About 67,000 people in Scotland have dementia and this figure is set to rise dramatically with the ageing population. About 40 per cent of people with dementia currently live in care homes or hospitals.

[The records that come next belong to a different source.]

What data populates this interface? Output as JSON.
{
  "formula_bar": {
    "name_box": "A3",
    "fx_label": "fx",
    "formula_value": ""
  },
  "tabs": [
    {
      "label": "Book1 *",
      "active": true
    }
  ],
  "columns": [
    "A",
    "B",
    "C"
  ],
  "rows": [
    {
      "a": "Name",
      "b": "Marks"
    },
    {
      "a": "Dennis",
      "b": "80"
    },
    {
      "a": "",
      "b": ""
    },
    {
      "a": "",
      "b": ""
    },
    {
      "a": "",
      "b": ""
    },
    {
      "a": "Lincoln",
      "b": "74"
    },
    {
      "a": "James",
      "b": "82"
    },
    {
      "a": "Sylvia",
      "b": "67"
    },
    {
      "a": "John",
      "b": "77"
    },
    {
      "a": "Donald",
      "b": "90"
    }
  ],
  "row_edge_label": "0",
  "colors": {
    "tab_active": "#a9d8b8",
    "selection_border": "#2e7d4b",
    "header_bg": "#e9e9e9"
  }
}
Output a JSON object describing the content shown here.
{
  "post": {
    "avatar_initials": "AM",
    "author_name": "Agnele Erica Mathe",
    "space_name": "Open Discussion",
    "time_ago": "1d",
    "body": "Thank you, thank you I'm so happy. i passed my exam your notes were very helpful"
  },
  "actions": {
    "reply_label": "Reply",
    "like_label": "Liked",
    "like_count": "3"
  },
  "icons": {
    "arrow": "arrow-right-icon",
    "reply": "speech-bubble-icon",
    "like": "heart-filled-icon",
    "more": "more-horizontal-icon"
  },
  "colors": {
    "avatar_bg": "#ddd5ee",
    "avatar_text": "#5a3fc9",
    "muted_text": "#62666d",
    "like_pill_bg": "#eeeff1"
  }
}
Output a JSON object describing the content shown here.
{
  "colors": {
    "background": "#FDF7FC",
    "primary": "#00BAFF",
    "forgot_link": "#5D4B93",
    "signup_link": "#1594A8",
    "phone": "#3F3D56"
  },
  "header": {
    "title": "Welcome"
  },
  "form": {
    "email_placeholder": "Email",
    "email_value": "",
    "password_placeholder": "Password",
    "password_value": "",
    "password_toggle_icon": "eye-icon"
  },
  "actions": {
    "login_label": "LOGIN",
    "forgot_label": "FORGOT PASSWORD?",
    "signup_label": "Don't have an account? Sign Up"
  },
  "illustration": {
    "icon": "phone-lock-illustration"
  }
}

The Scottish Government has launched a consultation which will gather the views of people with dementia and all those involved in their care about what should be included in a new strategy to be published this year.